October 23, 2013 Leave a comment
Published October 23, 2013
A virus deadly to baby pigs that has roiled the U.S. pork industry likely originated in the Anhui Province of China and may have evolved from a virus seen in bats, according to a report by veterinary researchers at the Virginia-Maryland Regional College of Veterinary Medicine at Virginia Tech.
The report should help diagnostic researchers and federal officials, who have been trying to trace the origin of the porcine epidemic diarrhea virus (PEDv) since it was first identified in the United States this past spring.
Previously, investigators and veterinary researchers tracking the outbreak said that there was some indication that the PEDv strain seen in the U.S. was 99.5 percent similar in genetic make-up to that identified in China. But exactly where it came from and how it arrived in the United States were mysteries.
According to the report published last week in the American Academy of Microbiology journal mBio, the researchers extracted strains of PEDv virus from infected animals in Minnesota and Iowa.
They then compared the genetic code of the virus in these samples to PEDv samples isolated in China’s Anhui province during an outbreak that began in late 2010. The results showed that the three strains that have emerged in the United States are most closely related to particular Chinese strains.
“Taken together, the available sequence and phylogenetic data indicate that the PEDV strains emerging in the United States originated from China,” according to the published report.
The researchers cautioned that “the exact source of the origin is difficult to identify at this point.”
Veterinary researchers and U.S. Department of Agriculture officials say that PEDv does not pose a threat to human health, nor to food safety.
While, there has been no indication that PEDv could jump from one species to another, the research team said it found the U.S. PEDv strains to have some of the same genetic features seen in a bat coronavirus.
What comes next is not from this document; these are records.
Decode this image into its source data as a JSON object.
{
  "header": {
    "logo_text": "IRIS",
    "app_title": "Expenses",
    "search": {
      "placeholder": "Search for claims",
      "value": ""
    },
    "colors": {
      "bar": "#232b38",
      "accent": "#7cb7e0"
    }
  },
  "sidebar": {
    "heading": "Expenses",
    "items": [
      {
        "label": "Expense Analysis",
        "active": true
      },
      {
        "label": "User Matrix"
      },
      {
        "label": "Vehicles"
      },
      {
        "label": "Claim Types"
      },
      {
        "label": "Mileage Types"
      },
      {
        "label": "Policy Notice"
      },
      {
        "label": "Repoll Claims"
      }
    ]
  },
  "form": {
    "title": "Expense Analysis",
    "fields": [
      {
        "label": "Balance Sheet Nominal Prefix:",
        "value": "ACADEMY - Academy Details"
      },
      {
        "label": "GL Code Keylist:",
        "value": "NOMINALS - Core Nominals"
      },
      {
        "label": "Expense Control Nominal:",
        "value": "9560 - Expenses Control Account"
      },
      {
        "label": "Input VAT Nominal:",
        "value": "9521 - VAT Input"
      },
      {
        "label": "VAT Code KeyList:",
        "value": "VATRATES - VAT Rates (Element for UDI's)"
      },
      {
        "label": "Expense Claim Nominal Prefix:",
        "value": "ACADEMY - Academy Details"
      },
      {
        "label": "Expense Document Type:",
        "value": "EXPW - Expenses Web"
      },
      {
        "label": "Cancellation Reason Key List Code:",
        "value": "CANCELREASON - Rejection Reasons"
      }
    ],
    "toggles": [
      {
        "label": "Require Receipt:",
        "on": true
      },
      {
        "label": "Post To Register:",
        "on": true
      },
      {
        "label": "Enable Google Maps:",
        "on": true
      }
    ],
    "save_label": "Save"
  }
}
That, in turn, suggests the virus may have possibly having originated in bats and a potential for “cross-species transmission,” according to the report.
There is no definitive data yet of how many animals have died in the United States from PEDv as farmers are not required to report PEDv outbreaks.
As of the week of October 6, there have been 768 confirmed cases reported in 18 states, according to data compiled by state university diagnostic laboratories and federal officials. Each reported case could represent thousands of infected animals.
Diagnostic veterinarians, producers and some livestock economists said they expected the virus to spread more rapidly as temperatures cool in the fall when piglets are being born. The virus is particularly deadly to very young pigs: average mortality rates range from 80 to 100 percent.
To learn more about Made in USA Certification or Product of USA Certification please visit our website: www.USA-C.com